### THE TASK
Each of the entries beneath this task should be written out exactly.

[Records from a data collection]
▼

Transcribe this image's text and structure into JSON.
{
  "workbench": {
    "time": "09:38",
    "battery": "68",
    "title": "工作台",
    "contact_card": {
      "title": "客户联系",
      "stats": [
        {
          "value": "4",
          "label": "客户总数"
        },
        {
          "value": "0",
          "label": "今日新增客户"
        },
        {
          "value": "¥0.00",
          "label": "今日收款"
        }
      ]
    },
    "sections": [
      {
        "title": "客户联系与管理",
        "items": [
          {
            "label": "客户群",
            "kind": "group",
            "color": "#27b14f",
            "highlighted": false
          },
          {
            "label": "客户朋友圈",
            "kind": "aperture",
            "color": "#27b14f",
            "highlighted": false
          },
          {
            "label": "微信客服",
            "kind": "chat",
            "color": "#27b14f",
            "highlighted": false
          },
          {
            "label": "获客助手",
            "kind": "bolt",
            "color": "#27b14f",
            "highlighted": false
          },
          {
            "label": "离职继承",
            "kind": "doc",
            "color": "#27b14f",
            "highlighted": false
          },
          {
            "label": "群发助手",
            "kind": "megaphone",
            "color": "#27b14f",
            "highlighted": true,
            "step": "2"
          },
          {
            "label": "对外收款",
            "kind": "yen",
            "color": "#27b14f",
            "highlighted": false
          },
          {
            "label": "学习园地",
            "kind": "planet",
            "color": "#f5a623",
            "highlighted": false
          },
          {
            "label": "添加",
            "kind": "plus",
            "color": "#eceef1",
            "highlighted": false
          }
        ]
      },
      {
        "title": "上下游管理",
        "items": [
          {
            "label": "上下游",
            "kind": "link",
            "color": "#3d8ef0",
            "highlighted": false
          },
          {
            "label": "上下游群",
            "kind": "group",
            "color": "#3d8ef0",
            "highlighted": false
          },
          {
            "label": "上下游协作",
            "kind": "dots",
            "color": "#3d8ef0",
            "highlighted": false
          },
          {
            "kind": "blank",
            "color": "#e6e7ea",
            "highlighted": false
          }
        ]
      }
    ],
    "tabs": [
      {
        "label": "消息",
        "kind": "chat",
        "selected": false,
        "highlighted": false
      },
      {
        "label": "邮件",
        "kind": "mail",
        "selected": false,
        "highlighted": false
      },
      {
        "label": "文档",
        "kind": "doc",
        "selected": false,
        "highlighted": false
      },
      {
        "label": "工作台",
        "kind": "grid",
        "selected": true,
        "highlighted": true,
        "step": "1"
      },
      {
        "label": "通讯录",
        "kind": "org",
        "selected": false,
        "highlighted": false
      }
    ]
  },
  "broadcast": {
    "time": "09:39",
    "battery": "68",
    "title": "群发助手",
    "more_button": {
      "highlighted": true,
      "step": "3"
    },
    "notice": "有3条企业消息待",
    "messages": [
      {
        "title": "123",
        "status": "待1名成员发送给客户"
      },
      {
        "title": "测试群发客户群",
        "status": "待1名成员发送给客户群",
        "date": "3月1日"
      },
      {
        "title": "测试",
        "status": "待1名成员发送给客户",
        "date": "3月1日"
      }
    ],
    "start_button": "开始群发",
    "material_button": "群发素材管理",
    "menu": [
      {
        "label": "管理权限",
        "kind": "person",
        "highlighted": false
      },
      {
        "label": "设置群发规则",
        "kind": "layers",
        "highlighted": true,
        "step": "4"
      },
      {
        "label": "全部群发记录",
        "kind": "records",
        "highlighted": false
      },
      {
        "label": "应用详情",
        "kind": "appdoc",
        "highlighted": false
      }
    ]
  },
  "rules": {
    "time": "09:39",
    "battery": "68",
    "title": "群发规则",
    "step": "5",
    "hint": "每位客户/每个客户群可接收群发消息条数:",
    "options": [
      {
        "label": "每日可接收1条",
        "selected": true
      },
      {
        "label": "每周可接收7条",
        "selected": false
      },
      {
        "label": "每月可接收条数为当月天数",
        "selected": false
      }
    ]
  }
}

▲

### ANSWER
Transcribe this image's text and structure into JSON.
{
  "workbench": {
    "time": "09:38",
    "battery": "68",
    "title": "工作台",
    "contact_card": {
      "title": "客户联系",
      "stats": [
        {
          "value": "4",
          "label": "客户总数"
        },
        {
          "value": "0",
          "label": "今日新增客户"
        },
        {
          "value": "¥0.00",
          "label": "今日收款"
        }
      ]
    },
    "sections": [
      {
        "title": "客户联系与管理",
        "items": [
          {
            "label": "客户群",
            "kind": "group",
            "color": "#27b14f",
            "highlighted": false
          },
          {
            "label": "客户朋友圈",
            "kind": "aperture",
            "color": "#27b14f",
            "highlighted": false
          },
          {
            "label": "微信客服",
            "kind": "chat",
            "color": "#27b14f",
            "highlighted": false
          },
          {
            "label": "获客助手",
            "kind": "bolt",
            "color": "#27b14f",
            "highlighted": false
          },
          {
            "label": "离职继承",
            "kind": "doc",
            "color": "#27b14f",
            "highlighted": false
          },
          {
            "label": "群发助手",
            "kind": "megaphone",
            "color": "#27b14f",
            "highlighted": true,
            "step": "2"
          },
          {
            "label": "对外收款",
            "kind": "yen",
            "color": "#27b14f",
            "highlighted": false
          },
          {
            "label": "学习园地",
            "kind": "planet",
            "color": "#f5a623",
            "highlighted": false
          },
          {
            "label": "添加",
            "kind": "plus",
            "color": "#eceef1",
            "highlighted": false
          }
        ]
      },
      {
        "title": "上下游管理",
        "items": [
          {
            "label": "上下游",
            "kind": "link",
            "color": "#3d8ef0",
            "highlighted": false
          },
          {
            "label": "上下游群",
            "kind": "group",
            "color": "#3d8ef0",
            "highlighted": false
          },
          {
            "label": "上下游协作",
            "kind": "dots",
            "color": "#3d8ef0",
            "highlighted": false
          },
          {
            "kind": "blank",
            "color": "#e6e7ea",
            "highlighted": false
          }
        ]
      }
    ],
    "tabs": [
      {
        "label": "消息",
        "kind": "chat",
        "selected": false,
        "highlighted": false
      },
      {
        "label": "邮件",
        "kind": "mail",
        "selected": false,
        "highlighted": false
      },
      {
        "label": "文档",
        "kind": "doc",
        "selected": false,
        "highlighted": false
      },
      {
        "label": "工作台",
        "kind": "grid",
        "selected": true,
        "highlighted": true,
        "step": "1"
      },
      {
        "label": "通讯录",
        "kind": "org",
        "selected": false,
        "highlighted": false
      }
    ]
  },
  "broadcast": {
    "time": "09:39",
    "battery": "68",
    "title": "群发助手",
    "more_button": {
      "highlighted": true,
      "step": "3"
    },
    "notice": "有3条企业消息待",
    "messages": [
      {
        "title": "123",
        "status": "待1名成员发送给客户"
      },
      {
        "title": "测试群发客户群",
        "status": "待1名成员发送给客户群",
        "date": "3月1日"
      },
      {
        "title": "测试",
        "status": "待1名成员发送给客户",
        "date": "3月1日"
      }
    ],
    "start_button": "开始群发",
    "material_button": "群发素材管理",
    "menu": [
      {
        "label": "管理权限",
        "kind": "person",
        "highlighted": false
      },
      {
        "label": "设置群发规则",
        "kind": "layers",
        "highlighted": true,
        "step": "4"
      },
      {
        "label": "全部群发记录",
        "kind": "records",
        "highlighted": false
      },
      {
        "label": "应用详情",
        "kind": "appdoc",
        "highlighted": false
      }
    ]
  },
  "rules": {
    "time": "09:39",
    "battery": "68",
    "title": "群发规则",
    "step": "5",
    "hint": "每位客户/每个客户群可接收群发消息条数:",
    "options": [
      {
        "label": "每日可接收1条",
        "selected": true
      },
      {
        "label": "每周可接收7条",
        "selected": false
      },
      {
        "label": "每月可接收条数为当月天数",
        "selected": false
      }
    ]
  }
}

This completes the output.